"The accused made a detailed and orderly statement to the police ... The accused was arrested when he came of his own initiative to a security forces roadblock in order to complain that a person to whom he had transferred a weapon a few minutes earlier refused to give him the sum of money that had been agreed upon. During his testimony at the police station the accused did not express any remorse. On the contrary, he noted that `I have no heart, like the Jews have no heart,' and also said `I hate Jews, and at any opportunity I have I will kill Jews. I am a shaheed (martyr)."

Picture of hatred

The accused, continued Judge Atzmon, is being held in a military detention facility considered unfit for holding children of his age. According to the defense attorney, even the Prison Service is unable to provide an answer to the arrest of such a young person. In addition, the defense has made claims of harassment suffered by the accused during his time in jail.

"Thus, from everything taken together, there emerges a picture that in the heart of a young child influenced by the adults around him arouses a hatred that leads him to carry out actions that are among the gravest in the law books. The naive accused turned to the Israeli security forces with a complaint against someone who refused to give him the money he was promised in return for transferring weapons, and when he was questioned he expressed hatred, not remorse. The prison authorities apparently have no good solutions for the detention of the child, and despite such grave deeds, it appears that the accused can expect a relatively light punishment, because of his young age."

Atzmon did not accept the prosecution's position that the action report (which describes the circumstances of the arrest) is the additional evidence needed to reinforce the accused's statement to the police. However, notes the judge, "In fact the defense too did not deny that the evidentiary material includes evidence that gives credence to the indictment. He did not object to the prosecution's argument that at this stage of the proceedings no additional evidence is needed ... The defense argued, limply and half-heartedly, that the confession by the accused was given under pressure, but did not detail facts that could throw into question the detailed and orderly statement given by the detainee (especially as the detainee, who ostensibly was under pressure, was not at all afraid to say how much he hates Jews and is interested in harming them). The defense also did not dispute that the detainee is dangerous, and all that he wished to argue is that the detention facility is not appropriate to the young detainee."

Atzmon ordered an investigation of the complaint that harassment ostensibly took place, and that the court sessions be held at the shortest possible intervals "in order to ensure that the accused be held in an appropriate detention facility and that the proceedings against him go forward at a satisfactory pace. ... "
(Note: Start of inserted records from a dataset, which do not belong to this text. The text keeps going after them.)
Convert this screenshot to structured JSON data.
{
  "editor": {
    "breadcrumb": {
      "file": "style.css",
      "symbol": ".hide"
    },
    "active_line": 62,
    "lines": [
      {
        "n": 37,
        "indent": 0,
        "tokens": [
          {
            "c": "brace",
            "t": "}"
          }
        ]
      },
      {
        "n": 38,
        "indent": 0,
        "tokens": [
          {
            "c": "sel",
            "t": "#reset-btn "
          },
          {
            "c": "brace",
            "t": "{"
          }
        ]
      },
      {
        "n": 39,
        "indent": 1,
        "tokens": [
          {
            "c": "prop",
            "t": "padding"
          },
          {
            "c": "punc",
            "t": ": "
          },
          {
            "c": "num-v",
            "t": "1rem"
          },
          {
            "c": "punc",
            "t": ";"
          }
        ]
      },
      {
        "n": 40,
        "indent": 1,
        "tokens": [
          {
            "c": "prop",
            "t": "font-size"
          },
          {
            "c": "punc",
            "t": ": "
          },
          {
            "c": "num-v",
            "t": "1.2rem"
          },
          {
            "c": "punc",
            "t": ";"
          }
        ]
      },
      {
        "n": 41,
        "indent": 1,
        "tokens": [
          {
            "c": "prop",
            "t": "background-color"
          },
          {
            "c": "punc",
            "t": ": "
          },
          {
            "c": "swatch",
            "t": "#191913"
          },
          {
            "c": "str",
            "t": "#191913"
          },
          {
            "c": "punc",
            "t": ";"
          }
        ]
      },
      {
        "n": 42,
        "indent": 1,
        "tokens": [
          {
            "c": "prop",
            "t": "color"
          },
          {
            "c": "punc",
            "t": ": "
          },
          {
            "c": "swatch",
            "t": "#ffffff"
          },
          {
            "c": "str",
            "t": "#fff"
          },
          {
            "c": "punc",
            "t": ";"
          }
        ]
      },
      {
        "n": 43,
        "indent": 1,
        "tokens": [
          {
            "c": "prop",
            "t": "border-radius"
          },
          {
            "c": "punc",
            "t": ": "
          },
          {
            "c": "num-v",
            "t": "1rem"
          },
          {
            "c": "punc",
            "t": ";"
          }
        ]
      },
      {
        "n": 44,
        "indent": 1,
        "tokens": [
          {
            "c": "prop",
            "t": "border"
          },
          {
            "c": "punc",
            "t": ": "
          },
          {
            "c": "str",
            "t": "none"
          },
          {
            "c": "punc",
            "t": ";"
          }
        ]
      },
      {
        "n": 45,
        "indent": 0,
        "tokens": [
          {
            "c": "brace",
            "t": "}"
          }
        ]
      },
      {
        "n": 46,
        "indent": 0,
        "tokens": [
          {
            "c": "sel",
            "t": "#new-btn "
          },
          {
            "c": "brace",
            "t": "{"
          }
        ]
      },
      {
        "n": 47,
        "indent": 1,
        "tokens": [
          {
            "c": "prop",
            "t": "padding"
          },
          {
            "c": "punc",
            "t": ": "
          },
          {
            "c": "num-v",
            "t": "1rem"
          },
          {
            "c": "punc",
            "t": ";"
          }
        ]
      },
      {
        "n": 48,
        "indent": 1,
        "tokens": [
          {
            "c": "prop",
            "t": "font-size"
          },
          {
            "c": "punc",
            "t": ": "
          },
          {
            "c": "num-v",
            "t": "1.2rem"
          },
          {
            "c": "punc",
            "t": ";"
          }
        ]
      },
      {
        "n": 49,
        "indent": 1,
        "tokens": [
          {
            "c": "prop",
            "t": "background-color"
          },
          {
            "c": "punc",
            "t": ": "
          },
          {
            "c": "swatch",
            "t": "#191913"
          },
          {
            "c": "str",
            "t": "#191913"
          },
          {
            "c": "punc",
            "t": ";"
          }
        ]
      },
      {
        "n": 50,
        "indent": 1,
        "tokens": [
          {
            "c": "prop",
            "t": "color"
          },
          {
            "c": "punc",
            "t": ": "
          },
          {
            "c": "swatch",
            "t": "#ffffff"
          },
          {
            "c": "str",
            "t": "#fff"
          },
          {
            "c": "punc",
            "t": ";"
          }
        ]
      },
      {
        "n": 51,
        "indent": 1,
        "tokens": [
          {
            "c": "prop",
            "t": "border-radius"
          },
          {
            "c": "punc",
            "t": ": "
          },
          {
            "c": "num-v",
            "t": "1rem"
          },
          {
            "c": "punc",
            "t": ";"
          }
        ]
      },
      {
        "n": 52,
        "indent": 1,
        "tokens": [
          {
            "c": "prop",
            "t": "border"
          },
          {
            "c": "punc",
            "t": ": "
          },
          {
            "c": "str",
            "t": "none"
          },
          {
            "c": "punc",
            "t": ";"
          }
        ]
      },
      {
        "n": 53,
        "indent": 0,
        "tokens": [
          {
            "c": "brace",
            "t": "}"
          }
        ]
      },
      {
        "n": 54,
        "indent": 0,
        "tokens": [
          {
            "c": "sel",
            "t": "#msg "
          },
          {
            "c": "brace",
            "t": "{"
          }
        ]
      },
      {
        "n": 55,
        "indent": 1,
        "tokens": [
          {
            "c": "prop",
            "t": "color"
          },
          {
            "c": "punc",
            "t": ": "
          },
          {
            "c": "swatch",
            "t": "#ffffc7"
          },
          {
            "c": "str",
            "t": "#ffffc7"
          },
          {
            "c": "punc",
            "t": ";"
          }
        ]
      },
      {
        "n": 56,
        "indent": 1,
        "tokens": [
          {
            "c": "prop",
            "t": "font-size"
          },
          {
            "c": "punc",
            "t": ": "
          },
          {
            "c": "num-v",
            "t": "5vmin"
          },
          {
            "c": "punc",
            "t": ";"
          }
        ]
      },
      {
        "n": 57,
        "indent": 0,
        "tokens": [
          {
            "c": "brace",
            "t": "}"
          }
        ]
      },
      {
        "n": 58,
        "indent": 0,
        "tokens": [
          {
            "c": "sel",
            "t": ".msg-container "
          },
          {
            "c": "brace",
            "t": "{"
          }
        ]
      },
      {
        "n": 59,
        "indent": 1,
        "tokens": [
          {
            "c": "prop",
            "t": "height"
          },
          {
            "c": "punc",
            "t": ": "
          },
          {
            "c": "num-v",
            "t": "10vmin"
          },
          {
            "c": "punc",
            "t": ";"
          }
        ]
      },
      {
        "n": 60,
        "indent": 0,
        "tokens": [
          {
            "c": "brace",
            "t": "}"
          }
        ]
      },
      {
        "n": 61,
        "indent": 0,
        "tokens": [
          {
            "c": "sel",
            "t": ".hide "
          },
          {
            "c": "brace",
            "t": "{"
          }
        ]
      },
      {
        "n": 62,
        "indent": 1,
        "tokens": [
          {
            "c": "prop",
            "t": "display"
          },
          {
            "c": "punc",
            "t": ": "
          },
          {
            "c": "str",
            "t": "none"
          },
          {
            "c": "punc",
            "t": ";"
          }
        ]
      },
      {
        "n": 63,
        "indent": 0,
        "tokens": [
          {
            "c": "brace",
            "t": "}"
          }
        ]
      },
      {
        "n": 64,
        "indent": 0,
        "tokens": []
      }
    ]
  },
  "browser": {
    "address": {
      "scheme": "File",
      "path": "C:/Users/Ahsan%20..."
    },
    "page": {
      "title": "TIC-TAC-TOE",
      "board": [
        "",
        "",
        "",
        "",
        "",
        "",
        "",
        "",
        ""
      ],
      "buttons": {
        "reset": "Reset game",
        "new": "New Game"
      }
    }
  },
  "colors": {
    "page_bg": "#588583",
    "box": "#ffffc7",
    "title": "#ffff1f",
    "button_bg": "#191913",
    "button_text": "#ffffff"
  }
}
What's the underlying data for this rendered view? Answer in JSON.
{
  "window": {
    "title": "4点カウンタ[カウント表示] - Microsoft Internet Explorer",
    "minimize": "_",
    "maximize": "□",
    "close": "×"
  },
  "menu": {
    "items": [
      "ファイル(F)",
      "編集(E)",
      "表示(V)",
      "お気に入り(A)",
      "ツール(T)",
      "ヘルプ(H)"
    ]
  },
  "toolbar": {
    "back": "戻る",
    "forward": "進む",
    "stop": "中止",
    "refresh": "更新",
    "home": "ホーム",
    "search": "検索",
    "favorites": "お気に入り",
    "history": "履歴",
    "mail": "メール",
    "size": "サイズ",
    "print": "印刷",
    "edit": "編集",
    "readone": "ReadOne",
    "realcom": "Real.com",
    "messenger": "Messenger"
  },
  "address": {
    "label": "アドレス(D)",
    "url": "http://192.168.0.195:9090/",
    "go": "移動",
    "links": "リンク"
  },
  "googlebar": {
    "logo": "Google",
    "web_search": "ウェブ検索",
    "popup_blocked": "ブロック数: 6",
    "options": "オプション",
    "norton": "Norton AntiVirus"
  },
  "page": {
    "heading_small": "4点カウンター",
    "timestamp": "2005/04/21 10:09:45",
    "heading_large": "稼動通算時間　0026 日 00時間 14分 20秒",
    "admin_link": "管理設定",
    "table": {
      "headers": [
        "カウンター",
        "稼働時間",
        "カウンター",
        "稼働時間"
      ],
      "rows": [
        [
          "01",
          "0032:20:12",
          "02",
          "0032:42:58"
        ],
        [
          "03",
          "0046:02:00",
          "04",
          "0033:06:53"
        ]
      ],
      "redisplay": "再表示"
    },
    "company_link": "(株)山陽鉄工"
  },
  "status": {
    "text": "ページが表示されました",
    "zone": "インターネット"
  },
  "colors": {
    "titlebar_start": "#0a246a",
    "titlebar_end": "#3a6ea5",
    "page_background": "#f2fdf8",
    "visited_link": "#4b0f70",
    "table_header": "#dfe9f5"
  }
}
Military Judge Atzmon stuck to language that reveals his regret for R.A., not yet 13: "In the whole absurd situation I have described, the court must render its decision in accordance with the law and the evidence. And the law regarding the stage of arrest until completion of the proceedings does not take into account the age of the accused and his light-mindedness."